Thirty years ago the struggle against the hated poll tax was reaching its peak. It was the biggest civil-disobedience campaign of the twentieth century.
In a normal year in the 1980s the number of cases (summonses) brought before the magistrates’ courts of England and Wales was about two million. Between April 1990 and September 1993 the number of cases of unwillingness, or inability, to pay the poll tax totalled an additional (and staggering!) 25 million.
It is estimated that up to 14 million people were involved in resisting the poll tax, with many receiving multiple summonses. That’s just under one-third of the entire adult population. The sheer volume of cases overwhelmed the legal system and the enforcement of the poll tax was made impossible. What had once been described as Margaret Thatcher’s ‘flagship’ policy was sunk.
A new book, Couldn’t Pay, Wouldn’t Pay, Didn’t Pay, edited by Eric Segal, secretary of the South East Kent Trade Union Council, outlines the struggle against the poll tax in Kent. Eric was an organiser of the anti-poll tax struggle in Kent and was sent to prison as a result of his refusal to pay.
Our Paul Heron contributed a chapter to this book. His chapter, entitled How Labour councillors fails us and why they shouldn’t, makes links between the poll tax struggle and the contemporary political situation. Heron highlights the need for Labour councils to set a no-cuts needs budget and stop passing on cuts to working-class communities.

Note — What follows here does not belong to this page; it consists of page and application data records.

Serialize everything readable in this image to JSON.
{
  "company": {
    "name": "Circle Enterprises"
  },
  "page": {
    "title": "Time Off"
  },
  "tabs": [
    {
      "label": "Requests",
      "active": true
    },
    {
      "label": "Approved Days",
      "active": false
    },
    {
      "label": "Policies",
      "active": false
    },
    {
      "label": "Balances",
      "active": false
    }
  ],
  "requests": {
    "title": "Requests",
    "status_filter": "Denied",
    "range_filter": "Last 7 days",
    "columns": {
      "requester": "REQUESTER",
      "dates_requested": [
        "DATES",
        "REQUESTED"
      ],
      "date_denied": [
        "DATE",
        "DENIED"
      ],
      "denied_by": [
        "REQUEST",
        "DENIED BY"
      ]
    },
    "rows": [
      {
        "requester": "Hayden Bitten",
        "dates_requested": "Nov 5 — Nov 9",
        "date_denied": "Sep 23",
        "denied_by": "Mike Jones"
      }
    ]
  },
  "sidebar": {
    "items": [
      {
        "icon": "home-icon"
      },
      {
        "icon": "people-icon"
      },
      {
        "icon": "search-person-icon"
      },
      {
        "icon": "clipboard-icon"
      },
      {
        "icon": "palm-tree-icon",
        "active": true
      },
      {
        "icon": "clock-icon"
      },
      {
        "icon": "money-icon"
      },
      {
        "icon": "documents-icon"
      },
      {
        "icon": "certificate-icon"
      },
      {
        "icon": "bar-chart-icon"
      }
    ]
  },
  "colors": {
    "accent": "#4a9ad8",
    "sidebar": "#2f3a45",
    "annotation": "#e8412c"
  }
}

Copies of Couldn’t Pay, Wouldn’t Pay, Didn’t Pay can be ordered by e-mailing email@example.com